→ **THE PROBLEM**: Output all of the entries below precisely as written.

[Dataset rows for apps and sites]
══════════
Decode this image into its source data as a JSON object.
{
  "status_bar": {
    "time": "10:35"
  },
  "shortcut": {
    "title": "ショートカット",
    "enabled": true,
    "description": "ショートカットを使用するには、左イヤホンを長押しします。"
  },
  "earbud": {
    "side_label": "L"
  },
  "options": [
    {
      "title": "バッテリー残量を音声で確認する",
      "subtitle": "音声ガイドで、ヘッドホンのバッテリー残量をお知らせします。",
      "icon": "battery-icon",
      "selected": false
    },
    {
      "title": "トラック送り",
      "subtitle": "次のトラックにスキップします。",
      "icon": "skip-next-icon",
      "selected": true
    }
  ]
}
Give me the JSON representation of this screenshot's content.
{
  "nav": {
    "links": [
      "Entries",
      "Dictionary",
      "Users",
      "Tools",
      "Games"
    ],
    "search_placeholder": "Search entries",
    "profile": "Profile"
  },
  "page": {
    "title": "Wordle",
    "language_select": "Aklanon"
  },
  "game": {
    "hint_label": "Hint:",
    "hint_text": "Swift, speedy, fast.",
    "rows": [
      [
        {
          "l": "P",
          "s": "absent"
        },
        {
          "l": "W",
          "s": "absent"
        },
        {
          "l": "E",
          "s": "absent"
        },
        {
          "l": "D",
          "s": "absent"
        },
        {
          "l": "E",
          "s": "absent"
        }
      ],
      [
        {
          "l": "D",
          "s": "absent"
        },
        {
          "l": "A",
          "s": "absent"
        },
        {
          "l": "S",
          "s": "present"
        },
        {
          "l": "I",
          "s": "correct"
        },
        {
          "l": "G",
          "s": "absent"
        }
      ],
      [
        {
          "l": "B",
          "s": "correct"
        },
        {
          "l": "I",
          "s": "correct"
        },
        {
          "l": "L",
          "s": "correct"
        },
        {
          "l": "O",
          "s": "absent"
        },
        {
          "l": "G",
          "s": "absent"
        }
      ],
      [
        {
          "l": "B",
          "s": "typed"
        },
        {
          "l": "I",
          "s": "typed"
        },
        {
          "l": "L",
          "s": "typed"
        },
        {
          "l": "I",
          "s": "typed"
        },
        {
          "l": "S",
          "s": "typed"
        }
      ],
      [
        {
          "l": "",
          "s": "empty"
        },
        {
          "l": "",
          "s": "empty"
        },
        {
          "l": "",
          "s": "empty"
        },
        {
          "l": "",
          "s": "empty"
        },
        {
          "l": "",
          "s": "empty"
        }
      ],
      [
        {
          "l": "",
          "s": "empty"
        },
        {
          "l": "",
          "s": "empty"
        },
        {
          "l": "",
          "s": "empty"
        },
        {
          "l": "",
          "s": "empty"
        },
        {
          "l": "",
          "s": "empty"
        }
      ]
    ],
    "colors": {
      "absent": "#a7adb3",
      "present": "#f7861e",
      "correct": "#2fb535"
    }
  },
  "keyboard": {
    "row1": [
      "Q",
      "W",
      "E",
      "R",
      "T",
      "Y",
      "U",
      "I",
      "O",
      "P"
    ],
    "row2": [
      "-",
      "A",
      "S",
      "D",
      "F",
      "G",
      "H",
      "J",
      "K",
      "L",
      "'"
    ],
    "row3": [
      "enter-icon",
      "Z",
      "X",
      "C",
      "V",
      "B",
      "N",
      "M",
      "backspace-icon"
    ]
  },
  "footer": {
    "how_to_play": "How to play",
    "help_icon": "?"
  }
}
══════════
→ **TASK ANSWER**:
Decode this image into its source data as a JSON object.
{
  "status_bar": {
    "time": "10:35"
  },
  "shortcut": {
    "title": "ショートカット",
    "enabled": true,
    "description": "ショートカットを使用するには、左イヤホンを長押しします。"
  },
  "earbud": {
    "side_label": "L"
  },
  "options": [
    {
      "title": "バッテリー残量を音声で確認する",
      "subtitle": "音声ガイドで、ヘッドホンのバッテリー残量をお知らせします。",
      "icon": "battery-icon",
      "selected": false
    },
    {
      "title": "トラック送り",
      "subtitle": "次のトラックにスキップします。",
      "icon": "skip-next-icon",
      "selected": true
    }
  ]
}
Give me the JSON representation of this screenshot's content.
{
  "nav": {
    "links": [
      "Entries",
      "Dictionary",
      "Users",
      "Tools",
      "Games"
    ],
    "search_placeholder": "Search entries",
    "profile": "Profile"
  },
  "page": {
    "title": "Wordle",
    "language_select": "Aklanon"
  },
  "game": {
    "hint_label": "Hint:",
    "hint_text": "Swift, speedy, fast.",
    "rows": [
      [
        {
          "l": "P",
          "s": "absent"
        },
        {
          "l": "W",
          "s": "absent"
        },
        {
          "l": "E",
          "s": "absent"
        },
        {
          "l": "D",
          "s": "absent"
        },
        {
          "l": "E",
          "s": "absent"
        }
      ],
      [
        {
          "l": "D",
          "s": "absent"
        },
        {
          "l": "A",
          "s": "absent"
        },
        {
          "l": "S",
          "s": "present"
        },
        {
          "l": "I",
          "s": "correct"
        },
        {
          "l": "G",
          "s": "absent"
        }
      ],
      [
        {
          "l": "B",
          "s": "correct"
        },
        {
          "l": "I",
          "s": "correct"
        },
        {
          "l": "L",
          "s": "correct"
        },
        {
          "l": "O",
          "s": "absent"
        },
        {
          "l": "G",
          "s": "absent"
        }
      ],
      [
        {
          "l": "B",
          "s": "typed"
        },
        {
          "l": "I",
          "s": "typed"
        },
        {
          "l": "L",
          "s": "typed"
        },
        {
          "l": "I",
          "s": "typed"
        },
        {
          "l": "S",
          "s": "typed"
        }
      ],
      [
        {
          "l": "",
          "s": "empty"
        },
        {
          "l": "",
          "s": "empty"
        },
        {
          "l": "",
          "s": "empty"
        },
        {
          "l": "",
          "s": "empty"
        },
        {
          "l": "",
          "s": "empty"
        }
      ],
      [
        {
          "l": "",
          "s": "empty"
        },
        {
          "l": "",
          "s": "empty"
        },
        {
          "l": "",
          "s": "empty"
        },
        {
          "l": "",
          "s": "empty"
        },
        {
          "l": "",
          "s": "empty"
        }
      ]
    ],
    "colors": {
      "absent": "#a7adb3",
      "present": "#f7861e",
      "correct": "#2fb535"
    }
  },
  "keyboard": {
    "row1": [
      "Q",
      "W",
      "E",
      "R",
      "T",
      "Y",
      "U",
      "I",
      "O",
      "P"
    ],
    "row2": [
      "-",
      "A",
      "S",
      "D",
      "F",
      "G",
      "H",
      "J",
      "K",
      "L",
      "'"
    ],
    "row3": [
      "enter-icon",
      "Z",
      "X",
      "C",
      "V",
      "B",
      "N",
      "M",
      "backspace-icon"
    ]
  },
  "footer": {
    "how_to_play": "How to play",
    "help_icon": "?"
  }
}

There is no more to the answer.